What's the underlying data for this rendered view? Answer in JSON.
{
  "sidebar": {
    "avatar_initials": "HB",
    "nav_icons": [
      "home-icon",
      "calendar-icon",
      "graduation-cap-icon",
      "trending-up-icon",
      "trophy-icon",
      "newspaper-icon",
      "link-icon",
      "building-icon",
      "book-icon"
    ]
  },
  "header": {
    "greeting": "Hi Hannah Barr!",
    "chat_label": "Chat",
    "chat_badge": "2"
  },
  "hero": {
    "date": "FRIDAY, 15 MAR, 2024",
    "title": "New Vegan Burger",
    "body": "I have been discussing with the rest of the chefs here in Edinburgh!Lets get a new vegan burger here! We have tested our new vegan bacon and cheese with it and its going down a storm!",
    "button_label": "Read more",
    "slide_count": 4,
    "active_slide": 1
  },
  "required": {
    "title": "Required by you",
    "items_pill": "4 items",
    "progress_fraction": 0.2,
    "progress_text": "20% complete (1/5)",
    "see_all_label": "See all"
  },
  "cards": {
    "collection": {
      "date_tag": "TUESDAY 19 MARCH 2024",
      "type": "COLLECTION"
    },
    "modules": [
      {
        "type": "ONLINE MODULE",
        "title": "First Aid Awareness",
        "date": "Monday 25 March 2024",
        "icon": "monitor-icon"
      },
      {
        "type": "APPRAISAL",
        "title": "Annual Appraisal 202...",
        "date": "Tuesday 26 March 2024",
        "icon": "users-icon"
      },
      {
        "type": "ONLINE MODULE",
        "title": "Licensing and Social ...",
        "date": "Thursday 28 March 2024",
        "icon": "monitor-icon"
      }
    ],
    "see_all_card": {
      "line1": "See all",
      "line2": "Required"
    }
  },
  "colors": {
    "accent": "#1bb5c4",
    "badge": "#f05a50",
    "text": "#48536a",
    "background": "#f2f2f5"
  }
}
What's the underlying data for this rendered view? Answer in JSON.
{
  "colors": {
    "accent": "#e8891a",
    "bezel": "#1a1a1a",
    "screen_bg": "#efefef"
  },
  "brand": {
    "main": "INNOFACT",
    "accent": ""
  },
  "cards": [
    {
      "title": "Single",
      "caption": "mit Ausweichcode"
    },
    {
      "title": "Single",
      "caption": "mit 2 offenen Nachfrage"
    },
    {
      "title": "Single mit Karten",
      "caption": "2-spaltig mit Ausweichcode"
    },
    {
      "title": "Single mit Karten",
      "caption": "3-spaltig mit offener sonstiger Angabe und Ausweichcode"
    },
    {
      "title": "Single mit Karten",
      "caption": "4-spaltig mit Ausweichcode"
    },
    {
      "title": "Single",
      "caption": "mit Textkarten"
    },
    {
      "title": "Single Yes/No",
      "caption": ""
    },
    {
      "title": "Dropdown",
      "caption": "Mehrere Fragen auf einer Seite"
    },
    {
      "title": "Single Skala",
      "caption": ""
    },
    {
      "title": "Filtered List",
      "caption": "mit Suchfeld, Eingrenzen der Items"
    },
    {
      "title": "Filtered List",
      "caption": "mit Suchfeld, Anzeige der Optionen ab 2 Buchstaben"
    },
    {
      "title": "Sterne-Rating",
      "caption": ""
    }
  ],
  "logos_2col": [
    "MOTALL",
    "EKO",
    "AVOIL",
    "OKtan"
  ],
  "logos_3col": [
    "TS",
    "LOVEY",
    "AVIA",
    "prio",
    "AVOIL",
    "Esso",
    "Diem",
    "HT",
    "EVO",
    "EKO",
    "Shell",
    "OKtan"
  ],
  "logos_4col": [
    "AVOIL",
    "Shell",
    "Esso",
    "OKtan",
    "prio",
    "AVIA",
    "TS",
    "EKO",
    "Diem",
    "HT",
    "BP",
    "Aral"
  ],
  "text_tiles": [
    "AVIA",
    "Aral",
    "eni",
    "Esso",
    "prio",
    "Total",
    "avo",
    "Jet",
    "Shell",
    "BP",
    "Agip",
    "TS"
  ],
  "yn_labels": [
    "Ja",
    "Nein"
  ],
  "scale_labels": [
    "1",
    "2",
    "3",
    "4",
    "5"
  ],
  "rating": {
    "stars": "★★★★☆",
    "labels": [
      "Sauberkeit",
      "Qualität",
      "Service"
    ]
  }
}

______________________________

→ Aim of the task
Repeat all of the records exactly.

→ Solved exercise
What's the underlying data for this rendered view? Answer in JSON.
{
  "sidebar": {
    "avatar_initials": "HB",
    "nav_icons": [
      "home-icon",
      "calendar-icon",
      "graduation-cap-icon",
      "trending-up-icon",
      "trophy-icon",
      "newspaper-icon",
      "link-icon",
      "building-icon",
      "book-icon"
    ]
  },
  "header": {
    "greeting": "Hi Hannah Barr!",
    "chat_label": "Chat",
    "chat_badge": "2"
  },
  "hero": {
    "date": "FRIDAY, 15 MAR, 2024",
    "title": "New Vegan Burger",
    "body": "I have been discussing with the rest of the chefs here in Edinburgh!Lets get a new vegan burger here! We have tested our new vegan bacon and cheese with it and its going down a storm!",
    "button_label": "Read more",
    "slide_count": 4,
    "active_slide": 1
  },
  "required": {
    "title": "Required by you",
    "items_pill": "4 items",
    "progress_fraction": 0.2,
    "progress_text": "20% complete (1/5)",
    "see_all_label": "See all"
  },
  "cards": {
    "collection": {
      "date_tag": "TUESDAY 19 MARCH 2024",
      "type": "COLLECTION"
    },
    "modules": [
      {
        "type": "ONLINE MODULE",
        "title": "First Aid Awareness",
        "date": "Monday 25 March 2024",
        "icon": "monitor-icon"
      },
      {
        "type": "APPRAISAL",
        "title": "Annual Appraisal 202...",
        "date": "Tuesday 26 March 2024",
        "icon": "users-icon"
      },
      {
        "type": "ONLINE MODULE",
        "title": "Licensing and Social ...",
        "date": "Thursday 28 March 2024",
        "icon": "monitor-icon"
      }
    ],
    "see_all_card": {
      "line1": "See all",
      "line2": "Required"
    }
  },
  "colors": {
    "accent": "#1bb5c4",
    "badge": "#f05a50",
    "text": "#48536a",
    "background": "#f2f2f5"
  }
}
What's the underlying data for this rendered view? Answer in JSON.
{
  "colors": {
    "accent": "#e8891a",
    "bezel": "#1a1a1a",
    "screen_bg": "#efefef"
  },
  "brand": {
    "main": "INNOFACT",
    "accent": ""
  },
  "cards": [
    {
      "title": "Single",
      "caption": "mit Ausweichcode"
    },
    {
      "title": "Single",
      "caption": "mit 2 offenen Nachfrage"
    },
    {
      "title": "Single mit Karten",
      "caption": "2-spaltig mit Ausweichcode"
    },
    {
      "title": "Single mit Karten",
      "caption": "3-spaltig mit offener sonstiger Angabe und Ausweichcode"
    },
    {
      "title": "Single mit Karten",
      "caption": "4-spaltig mit Ausweichcode"
    },
    {
      "title": "Single",
      "caption": "mit Textkarten"
    },
    {
      "title": "Single Yes/No",
      "caption": ""
    },
    {
      "title": "Dropdown",
      "caption": "Mehrere Fragen auf einer Seite"
    },
    {
      "title": "Single Skala",
      "caption": ""
    },
    {
      "title": "Filtered List",
      "caption": "mit Suchfeld, Eingrenzen der Items"
    },
    {
      "title": "Filtered List",
      "caption": "mit Suchfeld, Anzeige der Optionen ab 2 Buchstaben"
    },
    {
      "title": "Sterne-Rating",
      "caption": ""
    }
  ],
  "logos_2col": [
    "MOTALL",
    "EKO",
    "AVOIL",
    "OKtan"
  ],
  "logos_3col": [
    "TS",
    "LOVEY",
    "AVIA",
    "prio",
    "AVOIL",
    "Esso",
    "Diem",
    "HT",
    "EVO",
    "EKO",
    "Shell",
    "OKtan"
  ],
  "logos_4col": [
    "AVOIL",
    "Shell",
    "Esso",
    "OKtan",
    "prio",
    "AVIA",
    "TS",
    "EKO",
    "Diem",
    "HT",
    "BP",
    "Aral"
  ],
  "text_tiles": [
    "AVIA",
    "Aral",
    "eni",
    "Esso",
    "prio",
    "Total",
    "avo",
    "Jet",
    "Shell",
    "BP",
    "Agip",
    "TS"
  ],
  "yn_labels": [
    "Ja",
    "Nein"
  ],
  "scale_labels": [
    "1",
    "2",
    "3",
    "4",
    "5"
  ],
  "rating": {
    "stars": "★★★★☆",
    "labels": [
      "Sauberkeit",
      "Qualität",
      "Service"
    ]
  }
}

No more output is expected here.